# YOUR OBJECTIVE
Return every line of the data below that includes the string "name".

# TASK INPUT
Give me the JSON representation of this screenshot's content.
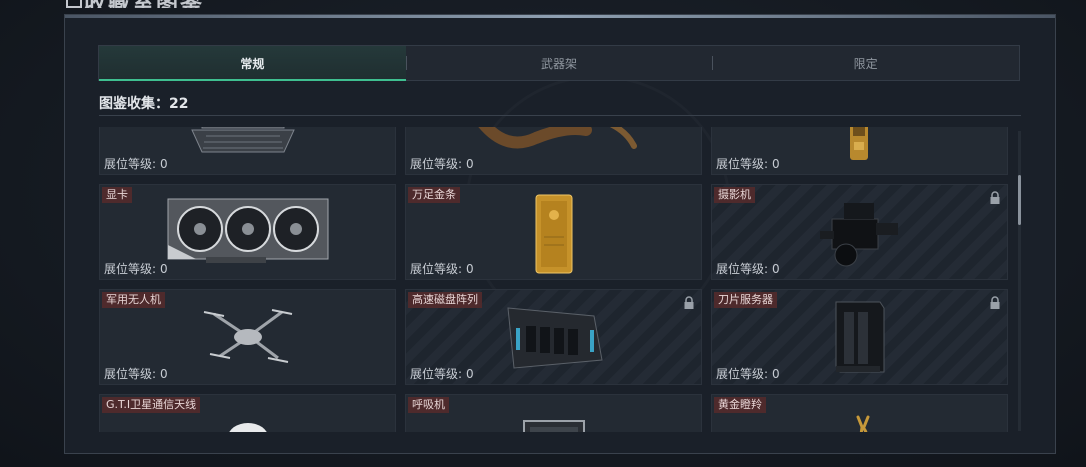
{
  "page": {
    "title": "收藏室图鉴"
  },
  "tabs": [
    {
      "label": "常规",
      "active": true
    },
    {
      "label": "武器架",
      "active": false
    },
    {
      "label": "限定",
      "active": false
    }
  ],
  "collection": {
    "label": "图鉴收集：22"
  },
  "level_label": "展位等级:",
  "items": [
    {
      "name": "",
      "level": "0",
      "locked": false,
      "icon": "laptop-icon"
    },
    {
      "name": "",
      "level": "0",
      "locked": false,
      "icon": "horn-icon"
    },
    {
      "name": "",
      "level": "0",
      "locked": false,
      "icon": "gold-bottle-icon"
    },
    {
      "name": "显卡",
      "level": "0",
      "locked": false,
      "icon": "graphics-card-icon"
    },
    {
      "name": "万足金条",
      "level": "0",
      "locked": false,
      "icon": "gold-bar-icon"
    },
    {
      "name": "摄影机",
      "level": "0",
      "locked": true,
      "icon": "camera-icon"
    },
    {
      "name": "军用无人机",
      "level": "0",
      "locked": false,
      "icon": "drone-icon"
    },
    {
      "name": "高速磁盘阵列",
      "level": "0",
      "locked": true,
      "icon": "disk-array-icon"
    },
    {
      "name": "刀片服务器",
      "level": "0",
      "locked": true,
      "icon": "blade-server-icon"
    },
    {
      "name": "G.T.I卫星通信天线",
      "level": "",
      "locked": false,
      "icon": "antenna-icon"
    },
    {
      "name": "呼吸机",
      "level": "",
      "locked": false,
      "icon": "ventilator-icon"
    },
    {
      "name": "黄金瞪羚",
      "level": "",
      "locked": false,
      "icon": "gold-gazelle-icon"
    }
  ],
  "colors": {
    "accent": "#3fbf90",
    "tag_bg": "#4e2a2c",
    "panel_bg": "#1a2029"
  }
}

# OUTPUT OF THE EXERCISE
      "name": "",
      "name": "",
      "name": "",
      "name": "显卡",
      "name": "万足金条",
      "name": "摄影机",
      "name": "军用无人机",
      "name": "高速磁盘阵列",
      "name": "刀片服务器",
      "name": "G.T.I卫星通信天线",
      "name": "呼吸机",
      "name": "黄金瞪羚",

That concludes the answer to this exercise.